= WORK REQUIRED =
On how many lines of the data below does the word "IFRS" appear? Reply with the number only.

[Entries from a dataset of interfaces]
———
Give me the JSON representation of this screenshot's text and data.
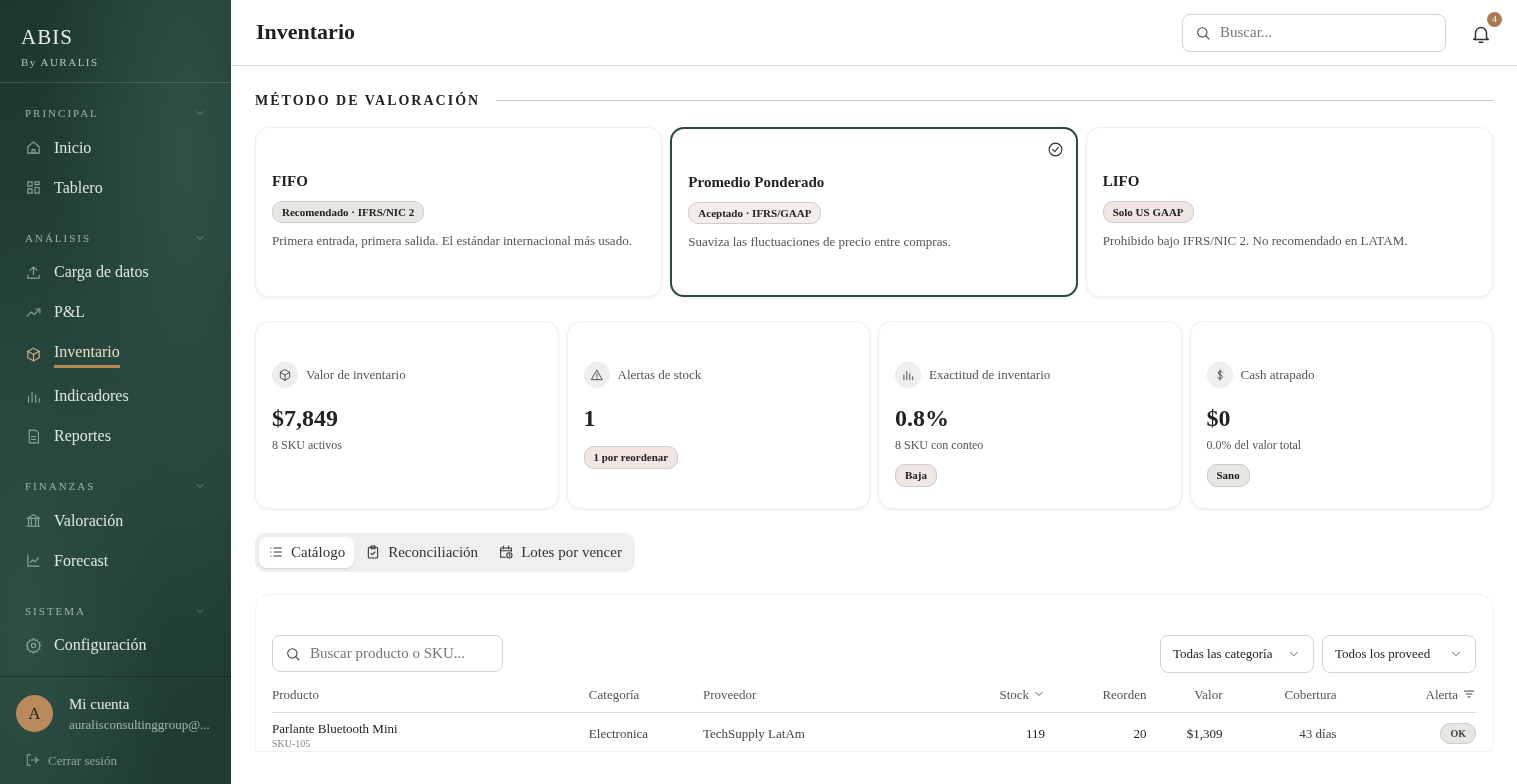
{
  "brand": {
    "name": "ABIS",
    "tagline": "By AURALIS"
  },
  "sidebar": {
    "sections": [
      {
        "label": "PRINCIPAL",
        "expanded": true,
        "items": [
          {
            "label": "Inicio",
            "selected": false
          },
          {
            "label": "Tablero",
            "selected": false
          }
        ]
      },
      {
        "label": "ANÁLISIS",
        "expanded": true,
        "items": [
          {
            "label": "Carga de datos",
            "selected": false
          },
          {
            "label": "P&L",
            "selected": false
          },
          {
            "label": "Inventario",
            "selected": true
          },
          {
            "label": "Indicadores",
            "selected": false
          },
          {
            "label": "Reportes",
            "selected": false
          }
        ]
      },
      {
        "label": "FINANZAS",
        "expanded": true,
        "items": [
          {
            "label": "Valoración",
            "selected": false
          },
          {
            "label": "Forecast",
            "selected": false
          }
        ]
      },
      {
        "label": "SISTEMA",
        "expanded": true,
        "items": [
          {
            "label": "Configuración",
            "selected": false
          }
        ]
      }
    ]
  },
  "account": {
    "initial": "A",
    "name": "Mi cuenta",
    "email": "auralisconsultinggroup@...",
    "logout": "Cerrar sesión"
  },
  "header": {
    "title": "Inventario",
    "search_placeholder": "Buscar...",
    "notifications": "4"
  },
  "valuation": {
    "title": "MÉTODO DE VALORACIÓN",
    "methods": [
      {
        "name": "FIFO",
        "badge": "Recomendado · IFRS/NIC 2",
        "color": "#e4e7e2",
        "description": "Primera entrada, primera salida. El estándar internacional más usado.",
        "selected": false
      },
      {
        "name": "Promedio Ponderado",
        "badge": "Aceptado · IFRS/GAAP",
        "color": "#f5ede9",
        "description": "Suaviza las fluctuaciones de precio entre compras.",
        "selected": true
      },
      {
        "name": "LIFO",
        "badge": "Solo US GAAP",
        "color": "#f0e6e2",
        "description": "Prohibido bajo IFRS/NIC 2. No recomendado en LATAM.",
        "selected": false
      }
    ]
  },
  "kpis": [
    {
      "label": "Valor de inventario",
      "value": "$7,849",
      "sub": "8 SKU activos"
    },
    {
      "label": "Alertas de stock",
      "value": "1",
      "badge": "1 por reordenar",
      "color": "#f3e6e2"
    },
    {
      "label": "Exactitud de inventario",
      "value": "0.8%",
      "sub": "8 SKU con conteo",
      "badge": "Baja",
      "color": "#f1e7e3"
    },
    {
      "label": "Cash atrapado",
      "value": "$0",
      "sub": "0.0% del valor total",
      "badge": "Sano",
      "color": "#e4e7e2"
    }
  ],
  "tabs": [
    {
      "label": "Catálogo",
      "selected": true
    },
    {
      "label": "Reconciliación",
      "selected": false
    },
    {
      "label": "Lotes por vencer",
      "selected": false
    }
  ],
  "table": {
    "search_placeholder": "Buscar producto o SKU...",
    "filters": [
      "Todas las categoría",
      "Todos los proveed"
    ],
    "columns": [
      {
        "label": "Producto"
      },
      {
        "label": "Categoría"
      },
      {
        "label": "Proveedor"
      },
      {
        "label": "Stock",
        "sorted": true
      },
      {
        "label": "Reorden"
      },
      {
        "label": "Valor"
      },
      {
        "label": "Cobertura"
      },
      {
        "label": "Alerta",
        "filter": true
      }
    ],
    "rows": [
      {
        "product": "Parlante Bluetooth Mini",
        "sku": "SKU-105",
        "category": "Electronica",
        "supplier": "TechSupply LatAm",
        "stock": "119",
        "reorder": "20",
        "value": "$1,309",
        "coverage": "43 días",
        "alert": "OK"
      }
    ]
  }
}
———
= ANSWER SPACE =
3